EXERCISE PROMPT:
Set down each entry from the block beneath, exactly as written.

[Website and app data records]

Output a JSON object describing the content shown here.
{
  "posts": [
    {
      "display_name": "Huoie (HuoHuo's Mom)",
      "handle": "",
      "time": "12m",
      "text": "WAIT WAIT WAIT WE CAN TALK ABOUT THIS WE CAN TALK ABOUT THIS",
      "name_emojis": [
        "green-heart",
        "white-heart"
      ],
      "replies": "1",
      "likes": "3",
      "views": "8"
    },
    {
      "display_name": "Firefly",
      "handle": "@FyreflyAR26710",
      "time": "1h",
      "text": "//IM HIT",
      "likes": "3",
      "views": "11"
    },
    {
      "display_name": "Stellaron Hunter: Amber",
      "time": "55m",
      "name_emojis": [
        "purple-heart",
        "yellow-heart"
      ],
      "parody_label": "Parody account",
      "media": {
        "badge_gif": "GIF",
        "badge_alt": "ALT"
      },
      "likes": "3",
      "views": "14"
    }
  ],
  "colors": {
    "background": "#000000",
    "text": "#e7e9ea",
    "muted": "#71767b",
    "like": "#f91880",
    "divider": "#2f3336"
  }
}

THE ANSWER:
Output a JSON object describing the content shown here.
{
  "posts": [
    {
      "display_name": "Huoie (HuoHuo's Mom)",
      "handle": "",
      "time": "12m",
      "text": "WAIT WAIT WAIT WE CAN TALK ABOUT THIS WE CAN TALK ABOUT THIS",
      "name_emojis": [
        "green-heart",
        "white-heart"
      ],
      "replies": "1",
      "likes": "3",
      "views": "8"
    },
    {
      "display_name": "Firefly",
      "handle": "@FyreflyAR26710",
      "time": "1h",
      "text": "//IM HIT",
      "likes": "3",
      "views": "11"
    },
    {
      "display_name": "Stellaron Hunter: Amber",
      "time": "55m",
      "name_emojis": [
        "purple-heart",
        "yellow-heart"
      ],
      "parody_label": "Parody account",
      "media": {
        "badge_gif": "GIF",
        "badge_alt": "ALT"
      },
      "likes": "3",
      "views": "14"
    }
  ],
  "colors": {
    "background": "#000000",
    "text": "#e7e9ea",
    "muted": "#71767b",
    "like": "#f91880",
    "divider": "#2f3336"
  }
}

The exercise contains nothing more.